WORK TO COMPLETE: In your copy, leave out all pictures and reproduce every entry exactly.

━━━━━ DATA TO PROCESS ━━━━━

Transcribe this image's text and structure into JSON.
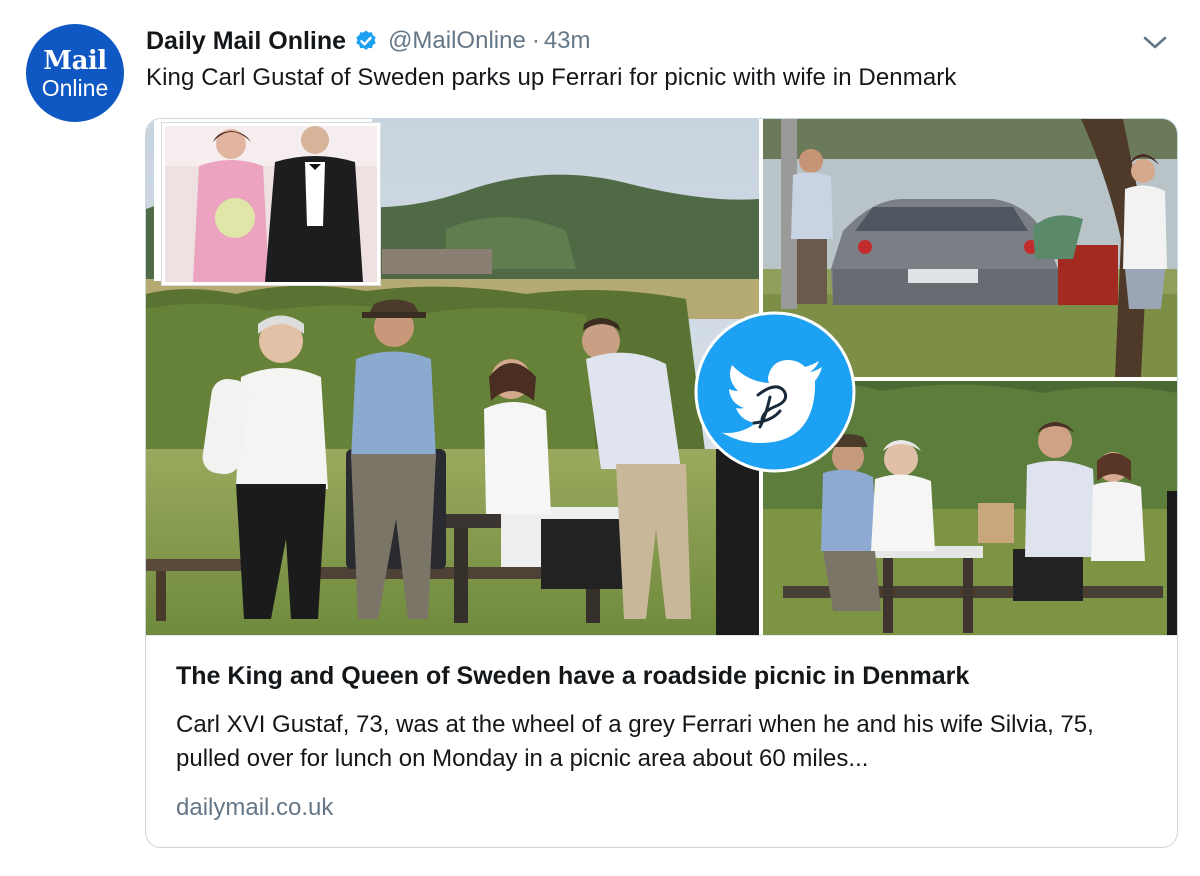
{
  "account": {
    "avatar_line1": "Mail",
    "avatar_line2": "Online",
    "name": "Daily Mail Online",
    "handle": "@MailOnline",
    "separator": "·",
    "time": "43m",
    "verified": true
  },
  "tweet": {
    "text": "King Carl Gustaf of Sweden parks up Ferrari for picnic with wife in Denmark"
  },
  "card": {
    "title": "The King and Queen of Sweden have a roadside picnic in Denmark",
    "description": "Carl XVI Gustaf, 73, was at the wheel of a grey Ferrari when he and his wife Silvia, 75, pulled over for lunch on Monday in a picnic area about 60 miles...",
    "domain": "dailymail.co.uk"
  },
  "icons": {
    "verified": "verified-badge-icon",
    "menu": "chevron-down-icon",
    "watermark": "twitter-bird-watermark-icon"
  },
  "colors": {
    "brand_blue": "#0f57c2",
    "twitter_blue": "#1da1f2",
    "text_primary": "#14171a",
    "text_secondary": "#657786",
    "border": "#ccd6dd"
  }
}
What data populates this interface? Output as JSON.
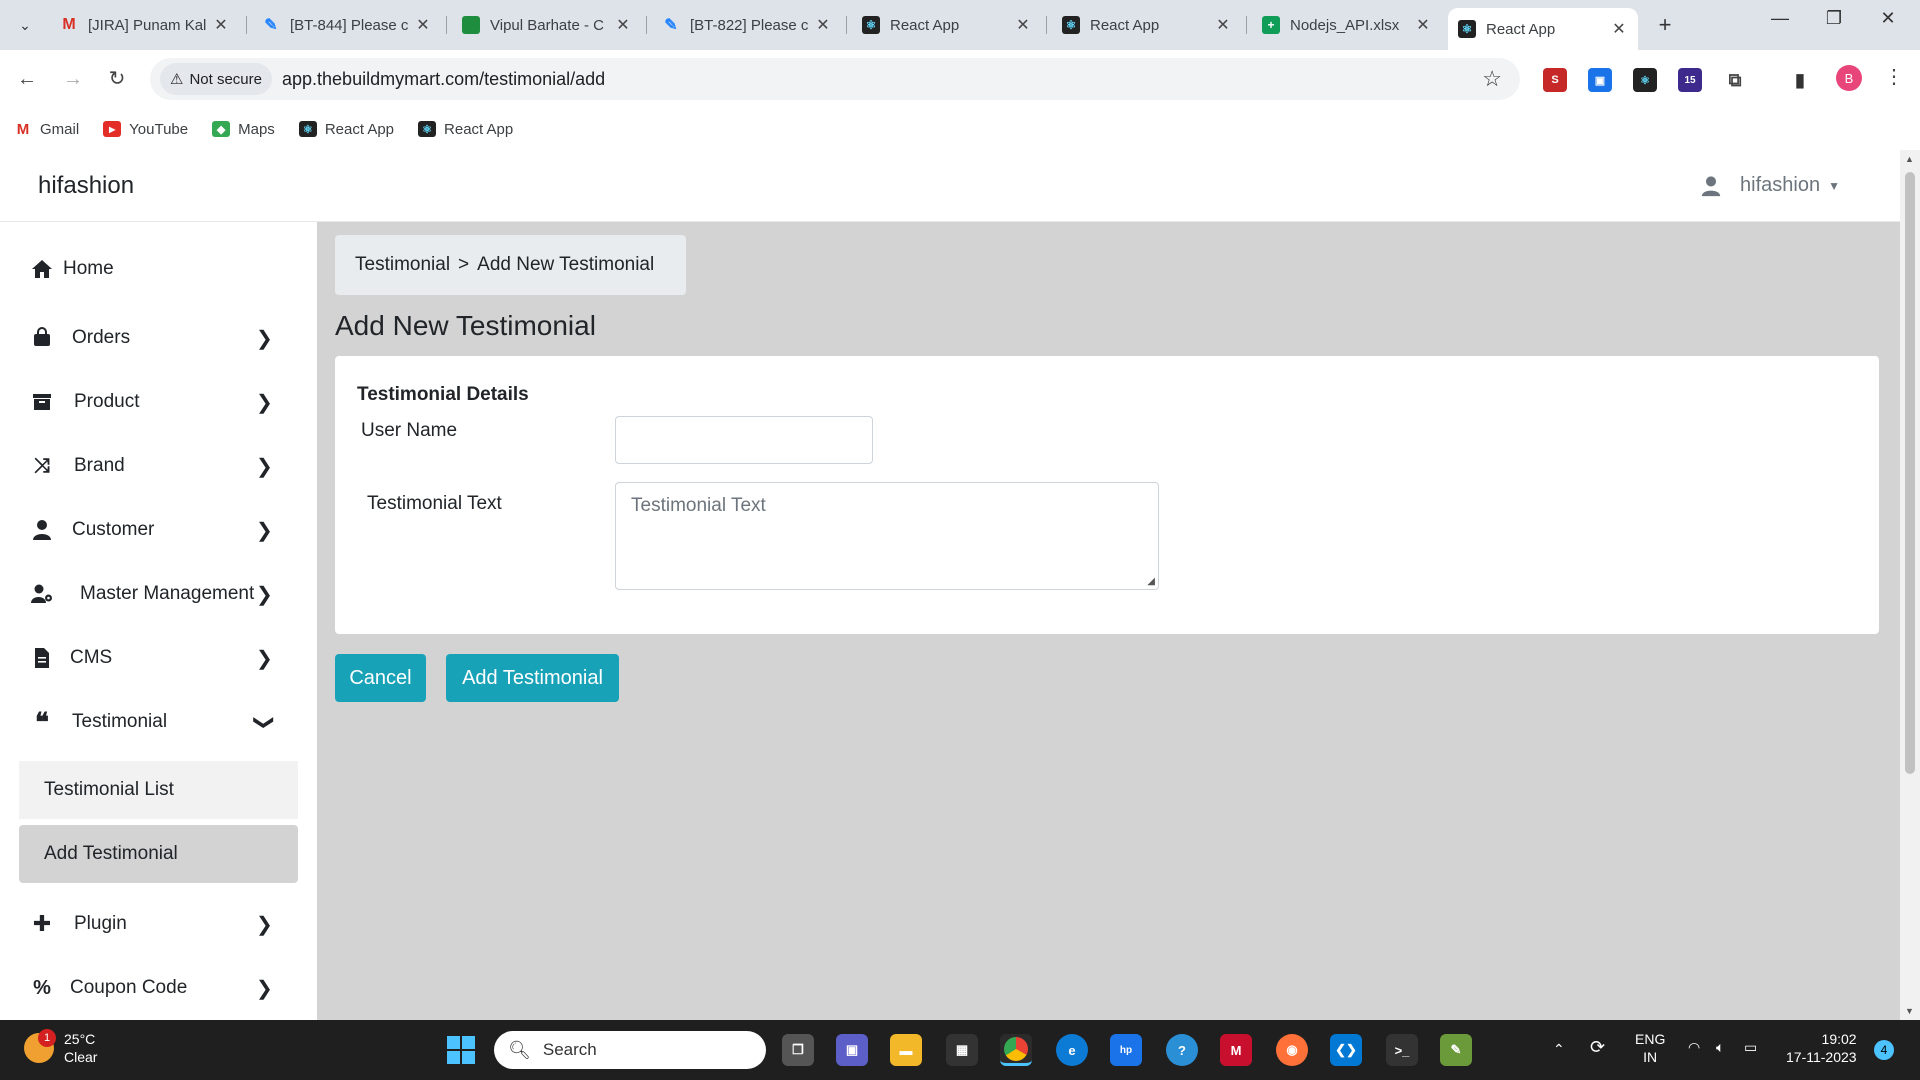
{
  "browser": {
    "tabs": [
      {
        "title": "[JIRA] Punam Kal",
        "favicon": "gmail-icon",
        "active": false
      },
      {
        "title": "[BT-844] Please c",
        "favicon": "jira-icon",
        "active": false
      },
      {
        "title": "Vipul Barhate - C",
        "favicon": "chat-icon",
        "active": false
      },
      {
        "title": "[BT-822] Please c",
        "favicon": "jira-icon",
        "active": false
      },
      {
        "title": "React App",
        "favicon": "react-icon",
        "active": false
      },
      {
        "title": "React App",
        "favicon": "react-icon",
        "active": false
      },
      {
        "title": "Nodejs_API.xlsx",
        "favicon": "sheets-icon",
        "active": false
      },
      {
        "title": "React App",
        "favicon": "react-icon",
        "active": true
      }
    ],
    "security_label": "Not secure",
    "url": "app.thebuildmymart.com/testimonial/add",
    "extension_badge": "15",
    "profile_initial": "B",
    "bookmarks": [
      {
        "label": "Gmail",
        "icon": "gmail-icon"
      },
      {
        "label": "YouTube",
        "icon": "youtube-icon"
      },
      {
        "label": "Maps",
        "icon": "maps-icon"
      },
      {
        "label": "React App",
        "icon": "react-icon"
      },
      {
        "label": "React App",
        "icon": "react-icon"
      }
    ]
  },
  "header": {
    "brand": "hifashion",
    "user": "hifashion"
  },
  "sidebar": {
    "items": [
      {
        "label": "Home",
        "icon": "home-icon"
      },
      {
        "label": "Orders",
        "icon": "bag-icon"
      },
      {
        "label": "Product",
        "icon": "box-icon"
      },
      {
        "label": "Brand",
        "icon": "shuffle-icon"
      },
      {
        "label": "Customer",
        "icon": "user-icon"
      },
      {
        "label": "Master Management",
        "icon": "user-gear-icon"
      },
      {
        "label": "CMS",
        "icon": "file-icon"
      },
      {
        "label": "Testimonial",
        "icon": "quote-icon"
      },
      {
        "label": "Plugin",
        "icon": "puzzle-icon"
      },
      {
        "label": "Coupon Code",
        "icon": "percent-icon"
      }
    ],
    "testimonial_sub": [
      {
        "label": "Testimonial List"
      },
      {
        "label": "Add Testimonial"
      }
    ]
  },
  "main": {
    "breadcrumb": {
      "parent": "Testimonial",
      "separator": ">",
      "current": "Add New Testimonial"
    },
    "title": "Add New Testimonial",
    "form": {
      "section_title": "Testimonial Details",
      "user_name_label": "User Name",
      "user_name_value": "",
      "testimonial_text_label": "Testimonial Text",
      "testimonial_text_placeholder": "Testimonial Text"
    },
    "cancel_label": "Cancel",
    "submit_label": "Add Testimonial"
  },
  "taskbar": {
    "weather_temp": "25°C",
    "weather_desc": "Clear",
    "weather_badge": "1",
    "search_label": "Search",
    "lang_1": "ENG",
    "lang_2": "IN",
    "time": "19:02",
    "date": "17-11-2023",
    "notification_count": "4"
  },
  "colors": {
    "accent": "#17a2b8",
    "main_bg": "#d3d3d3",
    "breadcrumb_bg": "#e9ecef",
    "active_sub_bg": "#d3d3d3"
  }
}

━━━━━

SOLUTION TO THIS TASK:
Transcribe this image's text and structure into JSON.
{
  "account": {
    "avatar_line1": "Mail",
    "avatar_line2": "Online",
    "name": "Daily Mail Online",
    "handle": "@MailOnline",
    "separator": "·",
    "time": "43m",
    "verified": true
  },
  "tweet": {
    "text": "King Carl Gustaf of Sweden parks up Ferrari for picnic with wife in Denmark"
  },
  "card": {
    "title": "The King and Queen of Sweden have a roadside picnic in Denmark",
    "description": "Carl XVI Gustaf, 73, was at the wheel of a grey Ferrari when he and his wife Silvia, 75, pulled over for lunch on Monday in a picnic area about 60 miles...",
    "domain": "dailymail.co.uk"
  },
  "icons": {
    "verified": "verified-badge-icon",
    "menu": "chevron-down-icon",
    "watermark": "twitter-bird-watermark-icon"
  },
  "colors": {
    "brand_blue": "#0f57c2",
    "twitter_blue": "#1da1f2",
    "text_primary": "#14171a",
    "text_secondary": "#657786",
    "border": "#ccd6dd"
  }
}
What data populates this interface? Output as JSON.
{
  "browser": {
    "tabs": [
      {
        "title": "[JIRA] Punam Kal",
        "favicon": "gmail-icon",
        "active": false
      },
      {
        "title": "[BT-844] Please c",
        "favicon": "jira-icon",
        "active": false
      },
      {
        "title": "Vipul Barhate - C",
        "favicon": "chat-icon",
        "active": false
      },
      {
        "title": "[BT-822] Please c",
        "favicon": "jira-icon",
        "active": false
      },
      {
        "title": "React App",
        "favicon": "react-icon",
        "active": false
      },
      {
        "title": "React App",
        "favicon": "react-icon",
        "active": false
      },
      {
        "title": "Nodejs_API.xlsx",
        "favicon": "sheets-icon",
        "active": false
      },
      {
        "title": "React App",
        "favicon": "react-icon",
        "active": true
      }
    ],
    "security_label": "Not secure",
    "url": "app.thebuildmymart.com/testimonial/add",
    "extension_badge": "15",
    "profile_initial": "B",
    "bookmarks": [
      {
        "label": "Gmail",
        "icon": "gmail-icon"
      },
      {
        "label": "YouTube",
        "icon": "youtube-icon"
      },
      {
        "label": "Maps",
        "icon": "maps-icon"
      },
      {
        "label": "React App",
        "icon": "react-icon"
      },
      {
        "label": "React App",
        "icon": "react-icon"
      }
    ]
  },
  "header": {
    "brand": "hifashion",
    "user": "hifashion"
  },
  "sidebar": {
    "items": [
      {
        "label": "Home",
        "icon": "home-icon"
      },
      {
        "label": "Orders",
        "icon": "bag-icon"
      },
      {
        "label": "Product",
        "icon": "box-icon"
      },
      {
        "label": "Brand",
        "icon": "shuffle-icon"
      },
      {
        "label": "Customer",
        "icon": "user-icon"
      },
      {
        "label": "Master Management",
        "icon": "user-gear-icon"
      },
      {
        "label": "CMS",
        "icon": "file-icon"
      },
      {
        "label": "Testimonial",
        "icon": "quote-icon"
      },
      {
        "label": "Plugin",
        "icon": "puzzle-icon"
      },
      {
        "label": "Coupon Code",
        "icon": "percent-icon"
      }
    ],
    "testimonial_sub": [
      {
        "label": "Testimonial List"
      },
      {
        "label": "Add Testimonial"
      }
    ]
  },
  "main": {
    "breadcrumb": {
      "parent": "Testimonial",
      "separator": ">",
      "current": "Add New Testimonial"
    },
    "title": "Add New Testimonial",
    "form": {
      "section_title": "Testimonial Details",
      "user_name_label": "User Name",
      "user_name_value": "",
      "testimonial_text_label": "Testimonial Text",
      "testimonial_text_placeholder": "Testimonial Text"
    },
    "cancel_label": "Cancel",
    "submit_label": "Add Testimonial"
  },
  "taskbar": {
    "weather_temp": "25°C",
    "weather_desc": "Clear",
    "weather_badge": "1",
    "search_label": "Search",
    "lang_1": "ENG",
    "lang_2": "IN",
    "time": "19:02",
    "date": "17-11-2023",
    "notification_count": "4"
  },
  "colors": {
    "accent": "#17a2b8",
    "main_bg": "#d3d3d3",
    "breadcrumb_bg": "#e9ecef",
    "active_sub_bg": "#d3d3d3"
  }
}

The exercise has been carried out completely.